catholicity of the Christian Church (Joh 4:21, 23; 1Ti 2:8). The "incense" is figurative of
prayers (Ps 141:2; Re 8:3). "Sacrifice" is used metaphorically
(Ps 51:17; Heb 13:10, 15, 16; 1Pe 2:5, 12). In this sense the reference to the
Lord's Supper, maintained by many of the fathers, may be admitted; it,
like prayer, is a spiritual offering, accepted through the literal
offering of the "Lamb without blemish," once for all slain.
12. Renewal of the charge in Mal 1:7.
fruit … meat—the offerings of
the people. The "fruit" is the produce of the altar, on which
the priests subsisted. They did not literally say, The Lord's table is
contemptible; but their acts virtually said so. They did not act
so as to lead the people to reverence, and to offer their best to the
Lord on it. The people were poor, and put off God with the worst
offerings. The priests let them do so, for fear of offending the
people, and so losing all gains from them.
13. what a weariness is it!—Ye regard
God's service as irksome, and therefore try to get it over by
presenting the most worthless offerings. Compare Mic 6:3, where God challenges His people to show
wherein is the "weariness" or hardship of His service. Also Isa
43:22-24, wherein He shows
that it is they who have "wearied" Him, not He who has wearied
it—the table of the Lord, and the meat
on it (Mal
torn—namely, by beasts, which it was
not lawful to eat, much less to offer (Ex 22:31).
thus … offering—Hebrew,
mincha; the unbloody offering of flour, &c. Though this
may have been of ordinary ingredients, yet the sacrifices of
blemished animals accompanying it rendered it unacceptable.
14. deceiver—hypocrite.

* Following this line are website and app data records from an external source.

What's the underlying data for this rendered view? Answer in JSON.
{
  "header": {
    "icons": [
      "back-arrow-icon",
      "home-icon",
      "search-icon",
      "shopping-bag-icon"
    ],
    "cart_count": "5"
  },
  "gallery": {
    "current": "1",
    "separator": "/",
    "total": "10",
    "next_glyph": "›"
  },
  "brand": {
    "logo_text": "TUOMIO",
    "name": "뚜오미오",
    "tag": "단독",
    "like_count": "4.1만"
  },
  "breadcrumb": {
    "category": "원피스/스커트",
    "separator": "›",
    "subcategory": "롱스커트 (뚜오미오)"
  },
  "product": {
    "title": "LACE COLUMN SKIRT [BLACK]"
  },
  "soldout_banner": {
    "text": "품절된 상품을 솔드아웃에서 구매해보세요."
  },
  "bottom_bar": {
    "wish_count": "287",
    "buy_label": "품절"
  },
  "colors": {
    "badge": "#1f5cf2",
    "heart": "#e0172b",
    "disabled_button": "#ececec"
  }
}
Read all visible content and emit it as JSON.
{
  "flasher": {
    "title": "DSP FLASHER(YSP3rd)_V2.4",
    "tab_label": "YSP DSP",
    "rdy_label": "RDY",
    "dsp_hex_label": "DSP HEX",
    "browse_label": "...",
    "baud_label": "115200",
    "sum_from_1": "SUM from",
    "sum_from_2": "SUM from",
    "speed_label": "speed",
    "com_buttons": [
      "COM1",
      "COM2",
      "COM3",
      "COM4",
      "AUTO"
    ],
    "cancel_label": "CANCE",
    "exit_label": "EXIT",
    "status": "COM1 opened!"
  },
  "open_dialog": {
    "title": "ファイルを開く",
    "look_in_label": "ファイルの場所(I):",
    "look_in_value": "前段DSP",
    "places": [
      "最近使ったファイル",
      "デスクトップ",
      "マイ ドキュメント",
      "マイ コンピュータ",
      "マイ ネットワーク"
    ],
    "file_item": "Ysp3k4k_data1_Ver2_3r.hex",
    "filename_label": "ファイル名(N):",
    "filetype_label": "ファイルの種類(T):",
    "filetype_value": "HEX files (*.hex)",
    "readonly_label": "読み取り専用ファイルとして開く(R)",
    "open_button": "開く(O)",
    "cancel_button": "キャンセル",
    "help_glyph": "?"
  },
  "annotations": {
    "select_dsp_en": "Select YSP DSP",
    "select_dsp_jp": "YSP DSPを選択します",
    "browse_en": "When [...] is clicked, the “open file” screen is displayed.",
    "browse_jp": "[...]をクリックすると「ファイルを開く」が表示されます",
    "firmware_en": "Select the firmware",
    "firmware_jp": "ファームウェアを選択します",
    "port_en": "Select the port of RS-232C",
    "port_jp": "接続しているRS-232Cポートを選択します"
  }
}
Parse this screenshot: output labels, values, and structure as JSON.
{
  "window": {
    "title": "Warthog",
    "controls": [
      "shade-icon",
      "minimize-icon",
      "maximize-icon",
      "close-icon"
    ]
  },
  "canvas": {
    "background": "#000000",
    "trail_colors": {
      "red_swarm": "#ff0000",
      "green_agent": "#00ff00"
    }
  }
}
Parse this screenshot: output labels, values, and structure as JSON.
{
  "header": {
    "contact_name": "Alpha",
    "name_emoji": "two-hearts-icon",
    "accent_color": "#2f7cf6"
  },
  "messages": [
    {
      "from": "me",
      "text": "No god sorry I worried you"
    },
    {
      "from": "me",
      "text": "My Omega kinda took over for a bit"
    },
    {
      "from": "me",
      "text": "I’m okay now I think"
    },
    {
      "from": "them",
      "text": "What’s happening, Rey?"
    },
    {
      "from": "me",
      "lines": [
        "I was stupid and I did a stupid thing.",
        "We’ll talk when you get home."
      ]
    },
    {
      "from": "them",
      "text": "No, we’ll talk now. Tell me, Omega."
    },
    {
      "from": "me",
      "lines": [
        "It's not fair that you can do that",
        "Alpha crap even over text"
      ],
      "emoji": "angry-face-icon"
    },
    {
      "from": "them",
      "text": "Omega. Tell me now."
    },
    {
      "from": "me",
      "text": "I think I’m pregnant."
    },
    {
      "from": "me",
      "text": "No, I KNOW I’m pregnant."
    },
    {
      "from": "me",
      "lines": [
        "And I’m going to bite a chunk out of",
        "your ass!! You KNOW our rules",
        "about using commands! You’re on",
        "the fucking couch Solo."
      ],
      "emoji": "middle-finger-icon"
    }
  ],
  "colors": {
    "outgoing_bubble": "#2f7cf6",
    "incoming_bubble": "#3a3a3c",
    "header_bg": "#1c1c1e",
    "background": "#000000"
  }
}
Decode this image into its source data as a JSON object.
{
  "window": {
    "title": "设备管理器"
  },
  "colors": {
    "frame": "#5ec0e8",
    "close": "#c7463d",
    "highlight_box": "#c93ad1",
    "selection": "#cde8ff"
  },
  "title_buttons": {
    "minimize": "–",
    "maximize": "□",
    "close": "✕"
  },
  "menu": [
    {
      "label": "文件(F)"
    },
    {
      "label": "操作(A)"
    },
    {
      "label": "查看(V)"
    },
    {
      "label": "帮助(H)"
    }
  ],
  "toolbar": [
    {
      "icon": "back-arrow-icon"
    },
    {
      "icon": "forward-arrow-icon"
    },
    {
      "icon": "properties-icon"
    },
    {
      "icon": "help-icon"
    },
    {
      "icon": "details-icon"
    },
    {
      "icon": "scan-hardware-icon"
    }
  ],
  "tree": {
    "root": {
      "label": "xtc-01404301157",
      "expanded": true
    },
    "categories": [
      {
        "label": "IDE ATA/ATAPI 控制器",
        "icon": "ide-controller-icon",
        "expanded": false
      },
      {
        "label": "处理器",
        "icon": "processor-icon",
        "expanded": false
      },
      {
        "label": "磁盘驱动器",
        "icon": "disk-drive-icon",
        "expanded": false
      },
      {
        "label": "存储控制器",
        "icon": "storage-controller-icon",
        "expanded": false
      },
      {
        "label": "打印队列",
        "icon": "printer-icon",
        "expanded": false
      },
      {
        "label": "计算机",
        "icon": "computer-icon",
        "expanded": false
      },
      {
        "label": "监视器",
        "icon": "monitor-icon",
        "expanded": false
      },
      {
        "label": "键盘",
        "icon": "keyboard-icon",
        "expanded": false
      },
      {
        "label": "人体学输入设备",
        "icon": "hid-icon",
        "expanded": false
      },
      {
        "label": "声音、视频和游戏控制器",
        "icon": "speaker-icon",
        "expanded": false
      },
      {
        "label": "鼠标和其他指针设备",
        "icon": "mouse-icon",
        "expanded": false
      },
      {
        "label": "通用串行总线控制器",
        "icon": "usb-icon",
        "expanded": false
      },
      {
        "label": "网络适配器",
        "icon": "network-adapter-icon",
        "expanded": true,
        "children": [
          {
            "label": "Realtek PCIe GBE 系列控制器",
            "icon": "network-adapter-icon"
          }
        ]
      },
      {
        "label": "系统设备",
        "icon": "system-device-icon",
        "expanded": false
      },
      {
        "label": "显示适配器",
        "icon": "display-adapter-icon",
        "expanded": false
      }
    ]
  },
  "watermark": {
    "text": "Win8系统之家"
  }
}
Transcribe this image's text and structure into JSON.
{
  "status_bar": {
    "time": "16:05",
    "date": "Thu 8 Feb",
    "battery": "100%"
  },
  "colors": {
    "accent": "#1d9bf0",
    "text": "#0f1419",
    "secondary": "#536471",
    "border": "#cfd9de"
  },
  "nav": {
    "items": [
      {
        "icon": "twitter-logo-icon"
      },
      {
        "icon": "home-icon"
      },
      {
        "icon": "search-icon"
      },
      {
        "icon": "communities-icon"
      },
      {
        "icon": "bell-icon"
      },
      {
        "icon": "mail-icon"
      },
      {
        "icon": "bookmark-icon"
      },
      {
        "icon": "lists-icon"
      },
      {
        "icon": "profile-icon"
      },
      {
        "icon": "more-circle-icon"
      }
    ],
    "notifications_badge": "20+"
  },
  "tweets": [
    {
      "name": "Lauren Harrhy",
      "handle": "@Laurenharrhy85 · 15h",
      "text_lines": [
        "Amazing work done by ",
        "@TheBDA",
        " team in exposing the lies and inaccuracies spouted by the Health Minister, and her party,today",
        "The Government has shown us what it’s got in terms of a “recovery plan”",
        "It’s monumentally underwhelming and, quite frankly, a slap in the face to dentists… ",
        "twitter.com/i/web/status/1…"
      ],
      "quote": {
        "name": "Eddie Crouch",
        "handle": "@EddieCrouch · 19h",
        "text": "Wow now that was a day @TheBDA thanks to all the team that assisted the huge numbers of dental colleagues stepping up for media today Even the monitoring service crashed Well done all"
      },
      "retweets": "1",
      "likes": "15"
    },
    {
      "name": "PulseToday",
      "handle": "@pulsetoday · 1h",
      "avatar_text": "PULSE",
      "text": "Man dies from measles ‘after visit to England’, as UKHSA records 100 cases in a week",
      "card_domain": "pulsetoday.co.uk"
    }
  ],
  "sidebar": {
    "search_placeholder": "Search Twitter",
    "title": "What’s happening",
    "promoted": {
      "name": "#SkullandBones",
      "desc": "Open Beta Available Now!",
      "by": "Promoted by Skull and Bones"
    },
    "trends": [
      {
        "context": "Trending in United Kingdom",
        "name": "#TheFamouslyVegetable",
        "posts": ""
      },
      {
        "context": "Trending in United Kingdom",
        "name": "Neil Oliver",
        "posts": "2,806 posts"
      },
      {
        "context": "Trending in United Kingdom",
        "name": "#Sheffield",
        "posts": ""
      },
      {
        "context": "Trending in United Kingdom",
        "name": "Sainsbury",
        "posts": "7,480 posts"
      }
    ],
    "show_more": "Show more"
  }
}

Not poverty, but
avarice was the cause of their mean offerings.
male—required by law (Le 1:3, 10).
great King—(Ps 48:2; Mt
my name … dreadful among …
heathen—Even the heathen dread Me because of My judgments;
what a reproach this is to you, My people, who fear Me not (Mal 1:6)! Also it may be translated,
"shall be feared among," &c. agreeing with the prophecy of
the call of the Gentiles (Mal 1:11).